  17. "Mayor vetoes hotel-worker blacklisting proposal," Indianapolis Business Journal, July 19, 2012. Accessed September 16, 2014.
  18. Dave Jamieson, "Hotel Workers Stiffed Millions In Wages, Lawsuit Alleges," Huffington Post, January 9, 2012. Accessed August 25, 2014.
  19. 19.0 19.1 Jeff Swiatek, "10 hotels named in OT lawsuit," The Indianapolis Star, January 9, 2012. Accessed via Lexis Nexis September 16, 2014.
  20. Dave Jamieson, "Indianapolis Hotel Workers Settle Lawsuit Over Wage Theft Allegations," Huffington Post, December 12, 2012. Accessed August 25, 2014.
  21. "Historic lawsuit settled for hotel workers," Unite Here/Hyatt Hurts, press release, December 12, 2012. Accessed September 17, 2014.
  22. Julie Zeveloff, "Pittsburgh Hyatts Settle Housekeeping OT Class Action," Law360, April 9, 2010. Accessed August 25, 2014.

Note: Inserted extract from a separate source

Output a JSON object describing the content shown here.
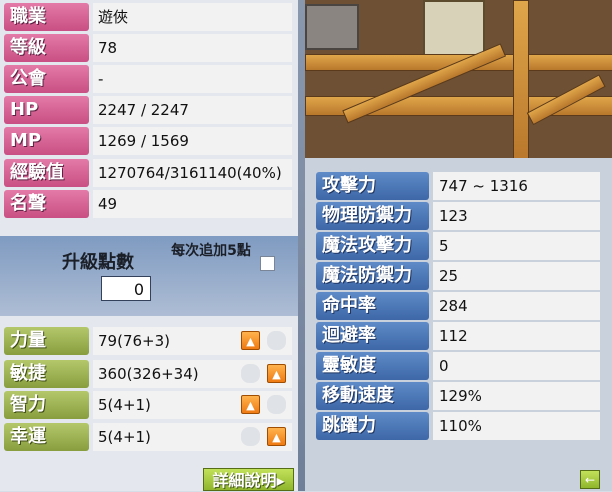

  23. Katie Johnston Chase, "A hard ending for housekeepers," Boston Globe, September 17, 2009. Accessed August 25, 2014.
  24. Katie Johnston, "Hyatt to pay ousted workers $1m in boycott-ending deal," Boston Globe, September 26, 2014. Accessed November 4, 2014.
  25. Hospitality Staffing Solutions, Rick M. Holliday, organizational profile, accessed September 16, 2014.
  26. Dave Jamieson, "As Hotels Outsource Jobs, Workers Lose Hold On Living Wage," Huffington Post, August 24, 2011. Accessed September 16, 2014.